However, a previously unknown group, the Arab Resistance Movement, claimed responsibility, saying in a Web site posting that two of its fighters carried out the attack on "the traitor and mercenary" Saleem.
Kimmitt said he did not know if the Arab Resistance Movement was "a cover for the Zarqawi network or if it's an actual organization."
Al-Zarqawi is believed responsible for many of the vehicle bombs in Iraq in recent months and for the beheading last week of U.S. civilian Nicholas Berg.
The Governing Council selected Ghazi Mashal Ajil al-Yawer, a Sunni Muslim civil engineer from Mosul, to succeed Saleem. Al-Yawer will lead the council until June 30, when sovereignty will be transferred to a new interim Iraqi government.
Appearing before reporters with several council colleagues, al-Yawer promised the Iraqi leadership would continue "the march toward building a democratic, federal, plural and unified Iraq."
"God willing, the criminal forces will be defeated despite all the pain they are causing to our people and their heroic leaders," he said.
The Arab Resistance Movement Web site appeared to be associated with Anbar province, a stronghold of the Sunni resistance that includes Fallujah.
Governing Council member Ahmad Chalabi said militants have using Fallujah as a base since U.S. Marines lifted a three-week siege there last month and turned security over to an Iraqi force that includes members of Saddam Hussein's former army.

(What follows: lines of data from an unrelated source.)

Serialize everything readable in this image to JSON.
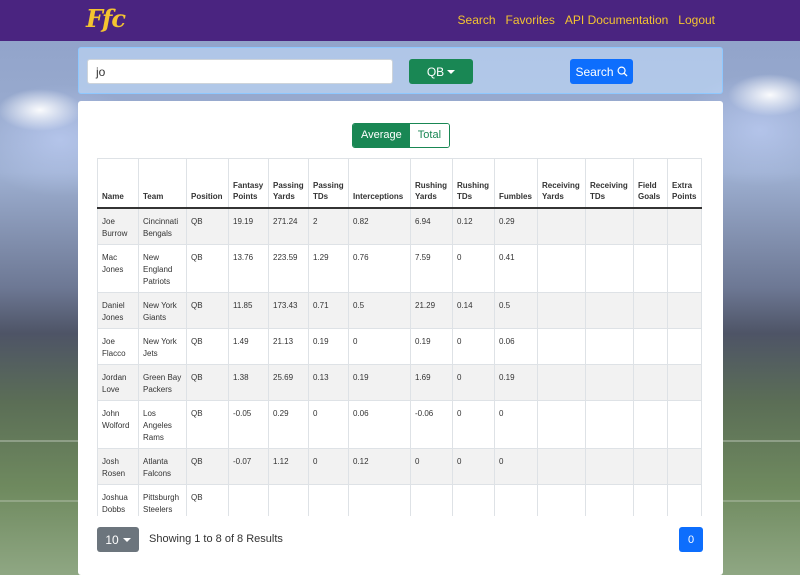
{
  "nav": {
    "brand": "Ffc",
    "links": [
      "Search",
      "Favorites",
      "API Documentation",
      "Logout"
    ]
  },
  "search": {
    "query": "jo",
    "position": "QB",
    "button_label": "Search"
  },
  "stats_toggle": {
    "average_label": "Average",
    "total_label": "Total",
    "selected": "Average"
  },
  "table": {
    "headers": [
      "Name",
      "Team",
      "Position",
      "Fantasy Points",
      "Passing Yards",
      "Passing TDs",
      "Interceptions",
      "Rushing Yards",
      "Rushing TDs",
      "Fumbles",
      "Receiving Yards",
      "Receiving TDs",
      "Field Goals",
      "Extra Points"
    ],
    "rows": [
      [
        "Joe Burrow",
        "Cincinnati Bengals",
        "QB",
        "19.19",
        "271.24",
        "2",
        "0.82",
        "6.94",
        "0.12",
        "0.29",
        "",
        "",
        "",
        ""
      ],
      [
        "Mac Jones",
        "New England Patriots",
        "QB",
        "13.76",
        "223.59",
        "1.29",
        "0.76",
        "7.59",
        "0",
        "0.41",
        "",
        "",
        "",
        ""
      ],
      [
        "Daniel Jones",
        "New York Giants",
        "QB",
        "11.85",
        "173.43",
        "0.71",
        "0.5",
        "21.29",
        "0.14",
        "0.5",
        "",
        "",
        "",
        ""
      ],
      [
        "Joe Flacco",
        "New York Jets",
        "QB",
        "1.49",
        "21.13",
        "0.19",
        "0",
        "0.19",
        "0",
        "0.06",
        "",
        "",
        "",
        ""
      ],
      [
        "Jordan Love",
        "Green Bay Packers",
        "QB",
        "1.38",
        "25.69",
        "0.13",
        "0.19",
        "1.69",
        "0",
        "0.19",
        "",
        "",
        "",
        ""
      ],
      [
        "John Wolford",
        "Los Angeles Rams",
        "QB",
        "-0.05",
        "0.29",
        "0",
        "0.06",
        "-0.06",
        "0",
        "0",
        "",
        "",
        "",
        ""
      ],
      [
        "Josh Rosen",
        "Atlanta Falcons",
        "QB",
        "-0.07",
        "1.12",
        "0",
        "0.12",
        "0",
        "0",
        "0",
        "",
        "",
        "",
        ""
      ],
      [
        "Joshua Dobbs",
        "Pittsburgh Steelers",
        "QB",
        "",
        "",
        "",
        "",
        "",
        "",
        "",
        "",
        "",
        "",
        ""
      ]
    ]
  },
  "pagination": {
    "page_size": "10",
    "summary": "Showing 1 to 8 of 8 Results",
    "current_page": "0"
  },
  "colors": {
    "navbar": "#4a2480",
    "brand": "#f4c430",
    "primary": "#0d6efd",
    "success": "#198754",
    "secondary": "#6c757d"
  }
}
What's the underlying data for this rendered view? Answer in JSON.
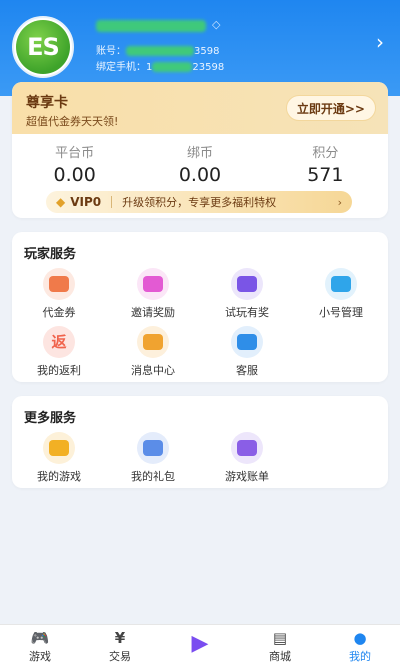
{
  "profile": {
    "avatar_text": "ES",
    "account_label": "账号：",
    "account_suffix": "3598",
    "phone_label": "绑定手机：",
    "phone_prefix": "1",
    "phone_suffix": "23598"
  },
  "vip_card": {
    "title": "尊享卡",
    "subtitle": "超值代金券天天领!",
    "open_button": "立即开通>>"
  },
  "stats": [
    {
      "label": "平台币",
      "value": "0.00"
    },
    {
      "label": "绑币",
      "value": "0.00"
    },
    {
      "label": "积分",
      "value": "571"
    }
  ],
  "vip_bar": {
    "level": "VIP0",
    "message": "升级领积分，专享更多福利特权",
    "arrow": "›"
  },
  "player_services": {
    "title": "玩家服务",
    "items": [
      {
        "label": "代金券",
        "icon": "voucher-icon",
        "color": "#f07a4a",
        "bg": "#fde9e1"
      },
      {
        "label": "邀请奖励",
        "icon": "invite-icon",
        "color": "#e35ad3",
        "bg": "#fbe6f7"
      },
      {
        "label": "试玩有奖",
        "icon": "gamepad-icon",
        "color": "#7a55e6",
        "bg": "#ece6fb"
      },
      {
        "label": "小号管理",
        "icon": "user-icon",
        "color": "#2fa5ea",
        "bg": "#e2f2fc"
      },
      {
        "label": "我的返利",
        "icon": "rebate-icon",
        "color": "#f0634c",
        "bg": "#fde5e1",
        "glyph": "返"
      },
      {
        "label": "消息中心",
        "icon": "message-icon",
        "color": "#f0a330",
        "bg": "#fdf0dc"
      },
      {
        "label": "客服",
        "icon": "support-icon",
        "color": "#2f8ee8",
        "bg": "#e2effc"
      }
    ]
  },
  "more_services": {
    "title": "更多服务",
    "items": [
      {
        "label": "我的游戏",
        "icon": "pacman-icon",
        "color": "#f2b024",
        "bg": "#fdf1d9"
      },
      {
        "label": "我的礼包",
        "icon": "gift-icon",
        "color": "#5b8de8",
        "bg": "#e4ecfb"
      },
      {
        "label": "游戏账单",
        "icon": "bill-icon",
        "color": "#8a5ee6",
        "bg": "#ede6fb"
      }
    ]
  },
  "tabs": [
    {
      "label": "游戏",
      "icon": "gamepad-tab-icon"
    },
    {
      "label": "交易",
      "icon": "trade-icon"
    },
    {
      "label": "",
      "icon": "play-center-icon"
    },
    {
      "label": "商城",
      "icon": "shop-icon"
    },
    {
      "label": "我的",
      "icon": "me-icon",
      "active": true
    }
  ]
}
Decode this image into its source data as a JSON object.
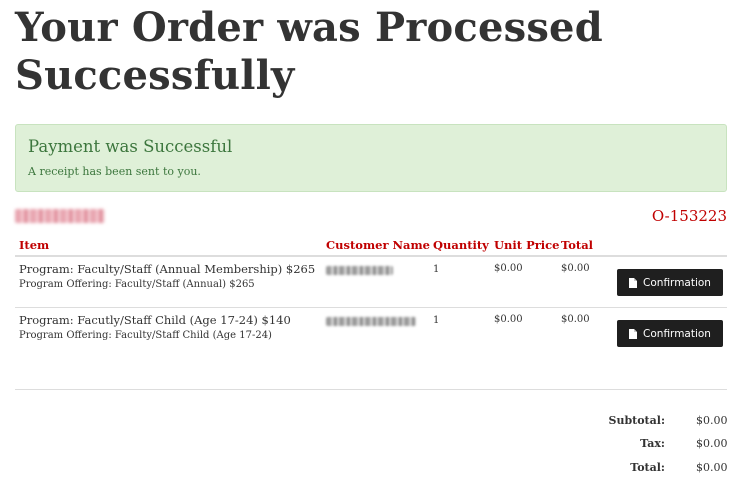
{
  "page": {
    "title": "Your Order was Processed Successfully"
  },
  "alert": {
    "title": "Payment was Successful",
    "message": "A receipt has been sent to you."
  },
  "order": {
    "number": "O-153223"
  },
  "table": {
    "headers": {
      "item": "Item",
      "customer_name": "Customer Name",
      "quantity": "Quantity",
      "unit_price": "Unit Price",
      "total": "Total"
    },
    "rows": [
      {
        "item": "Program: Faculty/Staff (Annual Membership) $265",
        "offering": "Program Offering: Faculty/Staff (Annual) $265",
        "quantity": "1",
        "unit_price": "$0.00",
        "total": "$0.00",
        "button_label": "Confirmation"
      },
      {
        "item": "Program: Facutly/Staff Child (Age 17-24) $140",
        "offering": "Program Offering: Faculty/Staff Child (Age 17-24)",
        "quantity": "1",
        "unit_price": "$0.00",
        "total": "$0.00",
        "button_label": "Confirmation"
      }
    ]
  },
  "summary": {
    "subtotal_label": "Subtotal:",
    "subtotal_value": "$0.00",
    "tax_label": "Tax:",
    "tax_value": "$0.00",
    "total_label": "Total:",
    "total_value": "$0.00"
  },
  "colors": {
    "accent": "#c00000",
    "success_bg": "#dff0d8",
    "success_text": "#3c763d",
    "button_bg": "#1f1f1f"
  },
  "icons": {
    "confirmation_button_icon": "document-icon"
  }
}
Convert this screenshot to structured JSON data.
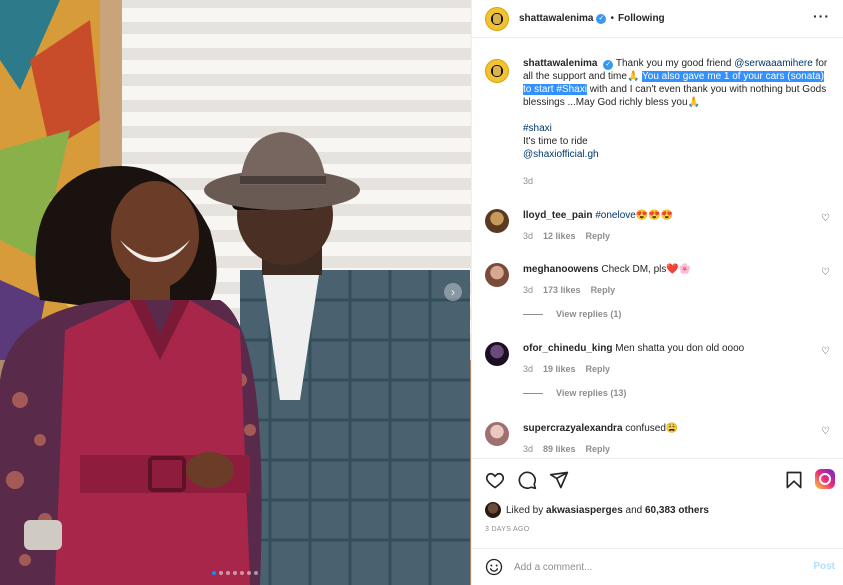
{
  "post": {
    "username": "shattawalenima",
    "follow_status": "Following",
    "separator": "•",
    "more_icon": "more-horizontal-icon"
  },
  "caption": {
    "username": "shattawalenima",
    "text_1": "Thank you my good friend ",
    "mention_1": "@serwaaamihere",
    "text_2": " for all the support and time🙏 ",
    "highlight": "You also gave me 1 of your cars (sonata) to start #Shaxi",
    "text_3": " with and I can't even thank you with nothing but Gods blessings ...May God richly bless you🙏",
    "hashtag": "#shaxi",
    "line_2": "It's time to ride",
    "mention_2": "@shaxiofficial.gh",
    "time": "3d"
  },
  "comments": [
    {
      "username": "lloyd_tee_pain",
      "text": "#onelove",
      "emoji": "😍😍😍",
      "time": "3d",
      "likes": "12 likes",
      "reply": "Reply",
      "avatar_color": "#b07a3c"
    },
    {
      "username": "meghanoowens",
      "text": "Check DM, pls",
      "emoji": "❤️🌸",
      "time": "3d",
      "likes": "173 likes",
      "reply": "Reply",
      "view_replies": "View replies (1)",
      "avatar_color": "#c98f7e"
    },
    {
      "username": "ofor_chinedu_king",
      "text": "Men shatta you don old oooo",
      "time": "3d",
      "likes": "19 likes",
      "reply": "Reply",
      "view_replies": "View replies (13)",
      "avatar_color": "#3a2a4a"
    },
    {
      "username": "supercrazyalexandra",
      "text": "confused",
      "emoji": "😩",
      "time": "3d",
      "likes": "89 likes",
      "reply": "Reply",
      "avatar_color": "#d8b0a8"
    }
  ],
  "actions": {
    "like_icon": "heart-icon",
    "comment_icon": "comment-icon",
    "share_icon": "paper-plane-icon",
    "save_icon": "bookmark-icon",
    "liked_by_prefix": "Liked by ",
    "liked_by_user": "akwasiasperges",
    "liked_by_suffix": " and ",
    "liked_by_count": "60,383 others",
    "posted_ago": "3 DAYS AGO"
  },
  "add_comment": {
    "placeholder": "Add a comment...",
    "post_label": "Post"
  },
  "carousel": {
    "total": 7,
    "current": 1
  },
  "colors": {
    "accent_blue": "#0095f6",
    "link": "#00376b",
    "selection": "#3390ff",
    "muted": "#8e8e8e"
  }
}
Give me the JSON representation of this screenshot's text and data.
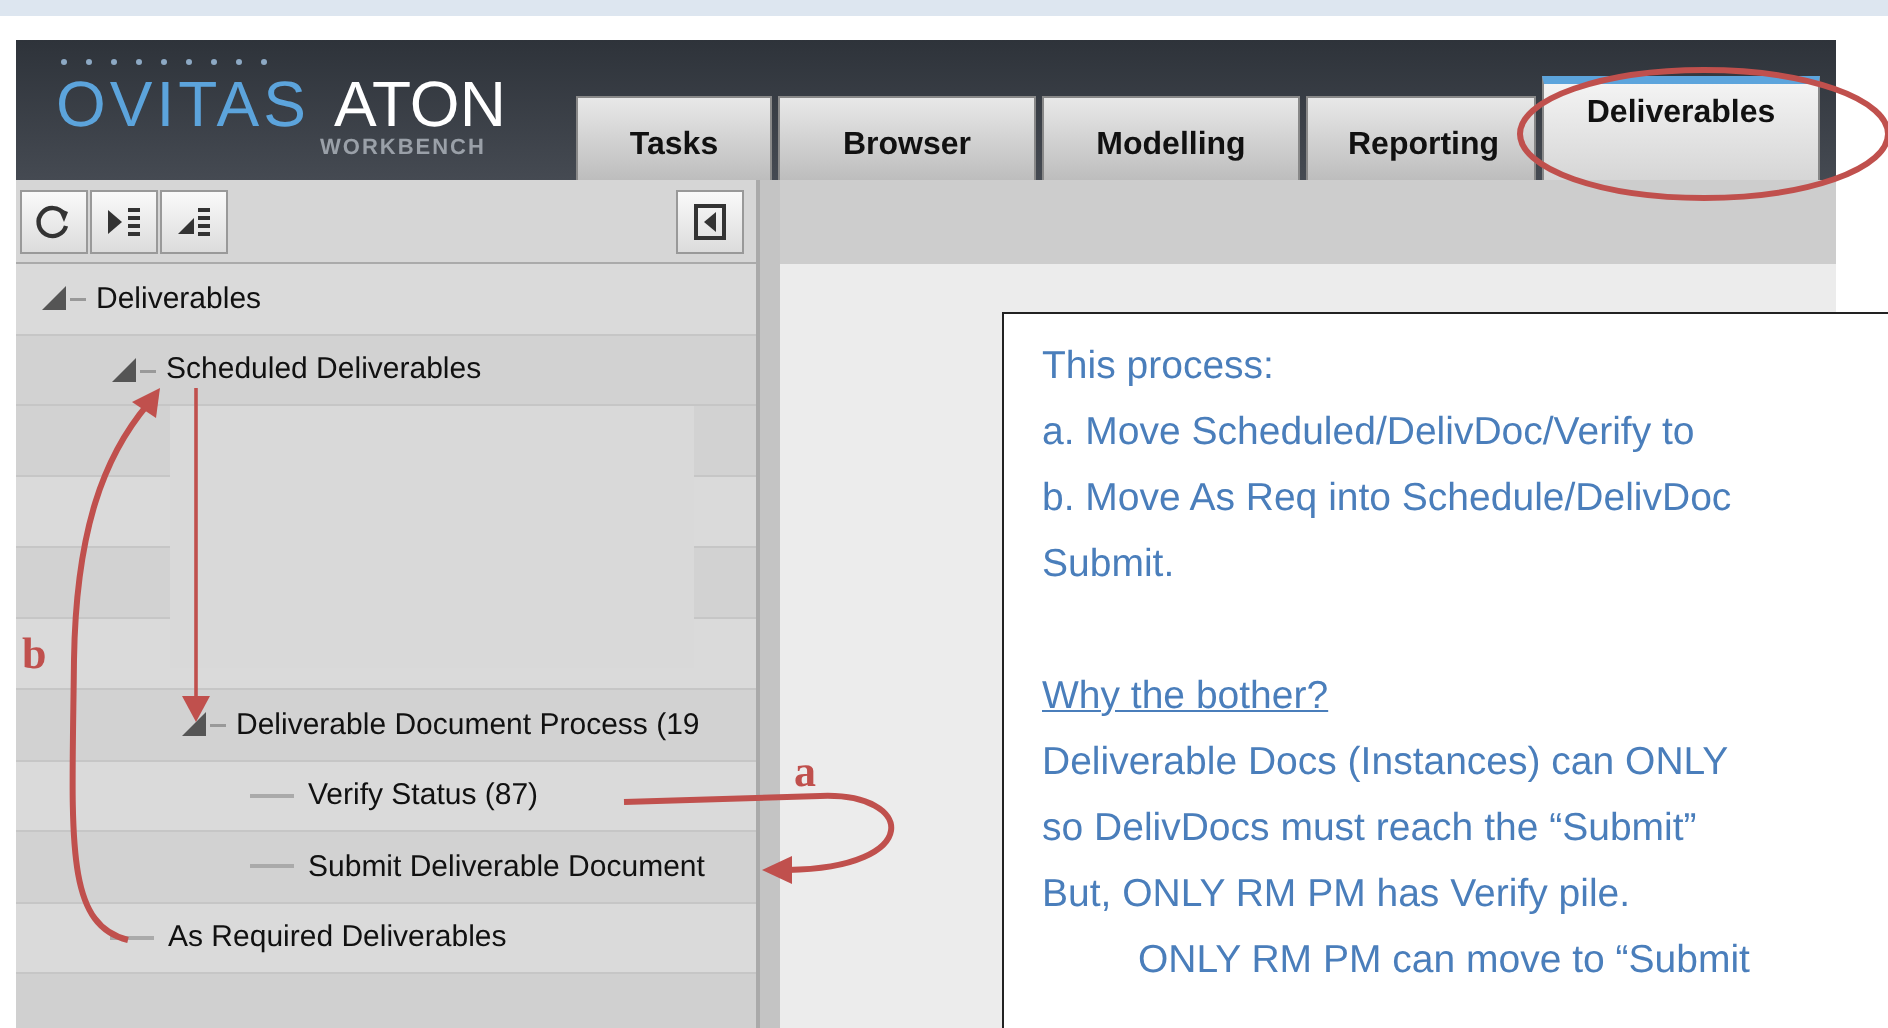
{
  "logo": {
    "brand": "OVITAS",
    "product": "ATON",
    "subtitle": "WORKBENCH"
  },
  "tabs": [
    {
      "label": "Tasks",
      "selected": false
    },
    {
      "label": "Browser",
      "selected": false
    },
    {
      "label": "Modelling",
      "selected": false
    },
    {
      "label": "Reporting",
      "selected": false
    },
    {
      "label": "Deliverables",
      "selected": true
    }
  ],
  "tree": [
    {
      "label": "Deliverables",
      "expanded": true,
      "children": [
        {
          "label": "Scheduled Deliverables",
          "expanded": true,
          "children": [
            {
              "kind": "covered"
            },
            {
              "label": "Deliverable Document Process (19",
              "expanded": true,
              "children": [
                {
                  "label": "Verify Status (87)"
                },
                {
                  "label": "Submit Deliverable Document"
                }
              ]
            }
          ]
        },
        {
          "label": "As Required Deliverables"
        }
      ]
    }
  ],
  "note": {
    "lines": [
      {
        "text": "This process:",
        "kind": "plain"
      },
      {
        "text": "a. Move Scheduled/DelivDoc/Verify to",
        "kind": "plain"
      },
      {
        "text": "b. Move As Req into Schedule/DelivDoc",
        "kind": "plain"
      },
      {
        "text": "Submit.",
        "kind": "plain"
      },
      {
        "kind": "blank"
      },
      {
        "text": "Why the bother?",
        "kind": "heading"
      },
      {
        "text": "Deliverable Docs (Instances) can ONLY",
        "kind": "plain"
      },
      {
        "text": "so DelivDocs must reach the “Submit”",
        "kind": "plain"
      },
      {
        "text": "But, ONLY RM PM has Verify pile.",
        "kind": "plain"
      },
      {
        "text": "ONLY RM PM can move to “Submit",
        "kind": "indented"
      }
    ]
  },
  "annotations": [
    {
      "label": "a"
    },
    {
      "label": "b"
    }
  ]
}
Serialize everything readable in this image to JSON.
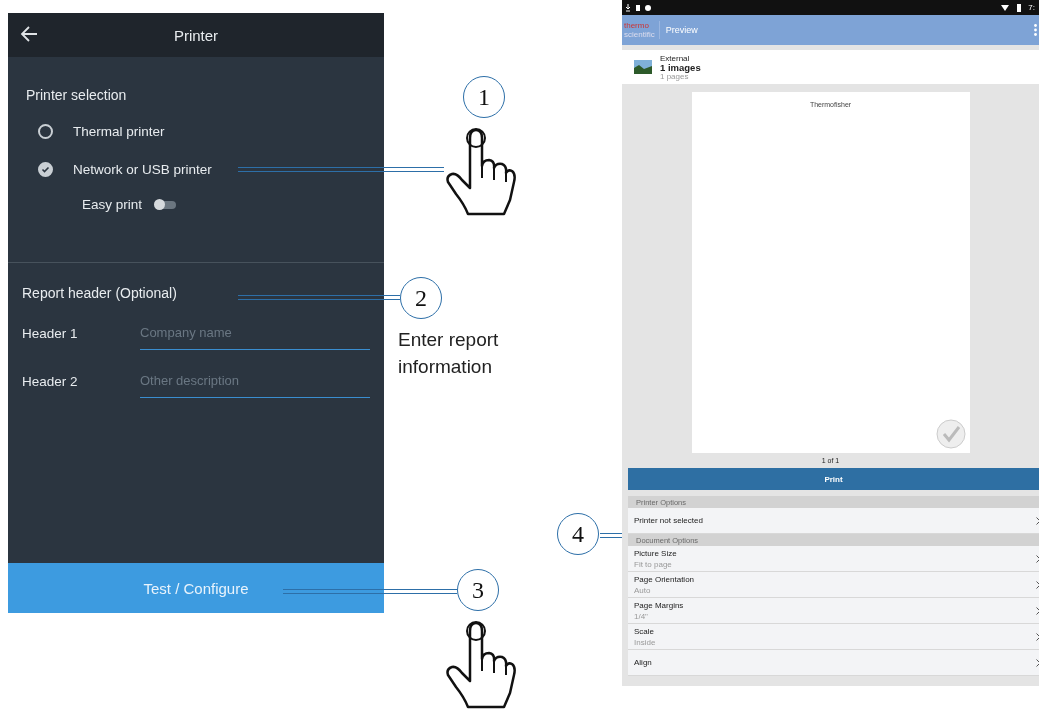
{
  "printer_screen": {
    "title": "Printer",
    "section_title": "Printer selection",
    "options": [
      {
        "label": "Thermal printer",
        "selected": false
      },
      {
        "label": "Network or USB printer",
        "selected": true
      }
    ],
    "easy_print": {
      "label": "Easy print",
      "on": false
    },
    "report_header": {
      "title": "Report header (Optional)",
      "fields": [
        {
          "label": "Header 1",
          "placeholder": "Company name"
        },
        {
          "label": "Header 2",
          "placeholder": "Other description"
        }
      ]
    },
    "button": "Test / Configure"
  },
  "callouts": [
    {
      "number": "1"
    },
    {
      "number": "2",
      "caption": "Enter report information"
    },
    {
      "number": "3"
    },
    {
      "number": "4"
    }
  ],
  "preview_screen": {
    "status_time": "7:",
    "app_title": "Preview",
    "logo_line_1": "thermo",
    "logo_line_2": "scientific",
    "document": {
      "source": "External",
      "title": "1 images",
      "pages": "1 pages"
    },
    "page_text": "Thermofisher",
    "page_counter": "1 of 1",
    "print_button": "Print",
    "sections": [
      {
        "title": "Printer Options",
        "rows": [
          {
            "label": "Printer not selected"
          }
        ]
      },
      {
        "title": "Document Options",
        "rows": [
          {
            "label": "Picture Size",
            "value": "Fit to page"
          },
          {
            "label": "Page Orientation",
            "value": "Auto"
          },
          {
            "label": "Page Margins",
            "value": "1/4\""
          },
          {
            "label": "Scale",
            "value": "Inside"
          },
          {
            "label": "Align"
          }
        ]
      }
    ]
  }
}
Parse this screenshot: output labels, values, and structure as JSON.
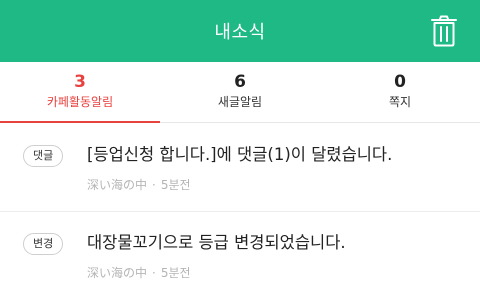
{
  "header": {
    "title": "내소식",
    "trash_icon": "trash-icon"
  },
  "colors": {
    "header_bg": "#1fb985",
    "active": "#e8423f"
  },
  "tabs": [
    {
      "count": "3",
      "label": "카페활동알림",
      "active": true
    },
    {
      "count": "6",
      "label": "새글알림",
      "active": false
    },
    {
      "count": "0",
      "label": "쪽지",
      "active": false
    }
  ],
  "notifications": [
    {
      "badge": "댓글",
      "message": "[등업신청 합니다.]에 댓글(1)이 달렸습니다.",
      "author": "深い海の中",
      "time": "5분전"
    },
    {
      "badge": "변경",
      "message": "대장물꼬기으로 등급 변경되었습니다.",
      "author": "深い海の中",
      "time": "5분전"
    }
  ]
}
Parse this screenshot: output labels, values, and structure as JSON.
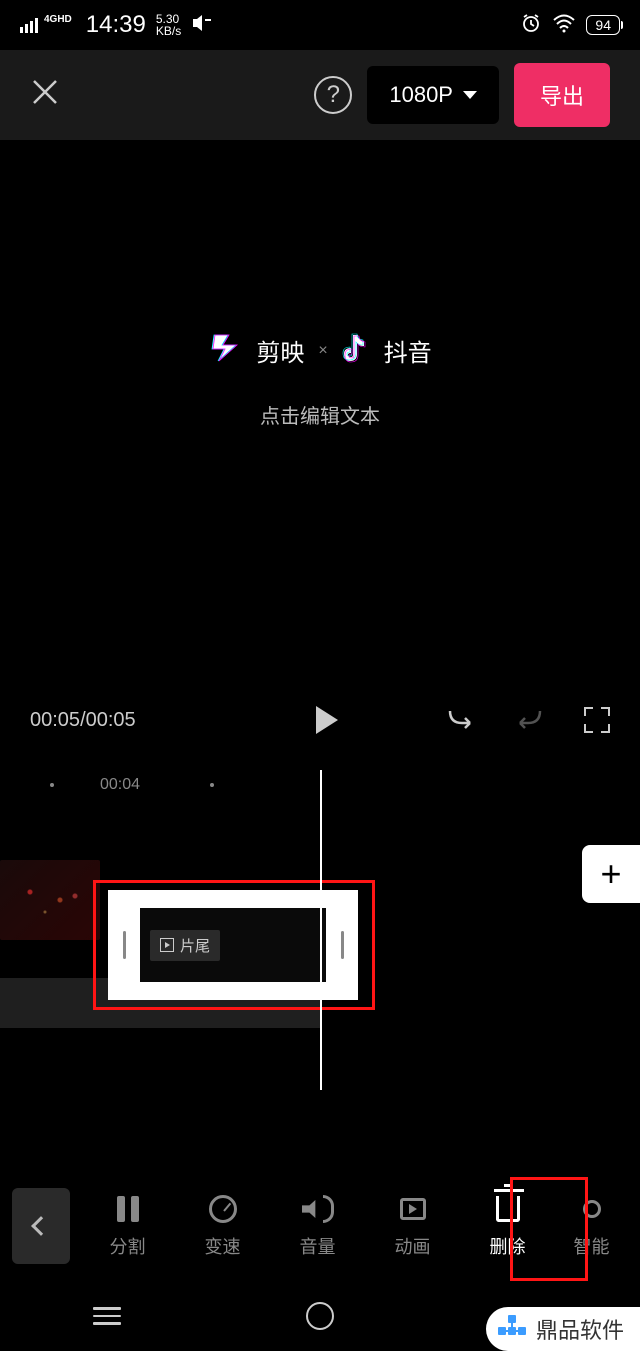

"The terrorists are free to roam around and they have been given sanctuary in Fallujah," Chalabi complained. "The garage is open and car bombs are coming repeatedly."
U.S. officials, who have touted the Fallujah agreement as a success story, cast doubt on Chalabi's claim.
L. Paul Bremer, the top U.S. administrator in Iraq, called Saleem's killing a "shocking and tragic loss" and promised that "the terrorists who are seeking to destroy Iraq" would be defeated.
Saleem's killing stunned a country already reeling from an upsurge in violence. The United States, the United Nations and their Iraqi partners have not agreed on the structure of a new government that is to take office — nor what powers it will wield.
U.N. envoy Lakhdar Brahimi has been consulting with council members and other Iraqis about the makeup of the interim government, and there had been speculation Saleem might get a post.
In a statement, Brahimi condemned the killing "which has taken the life of one of Iraq's most loyal and patriotic citizens ... who worked sincerely and selflessly so that Iraq may regain its sovereignty and strength."
An uprising led by radical cleric Muqtada al-Sadr has spread violence throughout the formerly quiet Shiite areas south of Baghdad, while U.S. forces continue to battle Sunni insurgents to the north and west of the capital.
Polish forces estimated 30 al-Sadr militiamen were killed in overnight fighting in the Shiite holy city of Karbala, including 17 near the Imam Hussein Shrine, Kimmitt said Monday.
Italian troops on Monday moved back to a military base they abandoned in Nasiriyah during fighting with the militiamen, who later left the base themselves, Italian officials said.
Italian military Chief of Staff Adm. Giampaolo Di Paola said he believed the insurgents departed after negotiations with Shiite leaders.
A corporal was killed during the fighting — the 20th Italian to die in Iraq. A U.S. airstrike against five vehicles in Nasiriyah killed an estimated 20 militiamen, Kimmitt said.
According to Kimmitt, the sarin explosion was confirmed by the Iraqi Survey Group, a U.S. organization that has searched for weapons of mass destruction since Saddam's ouster last year.
The sarin was in an artillery shell that had been rigged as a bomb, Kimmit said. It was discovered by a U.S. convoy and exploded before it could be defused; the explosion released a small amount of sarin, Kimmitt said.
He said he believed that insurgents who rigged the artillery shell as a bomb didn't know it contained the nerve agent. "The former regime had declared all such rounds destroyed before the 1991 Gulf War," Kimmitt said.
Two former U.N. weapons inspectors, Hans Blix and David Kay, said the shell was likely scavenged from a dump and did not signify Iraq had stockpiles of such weapons.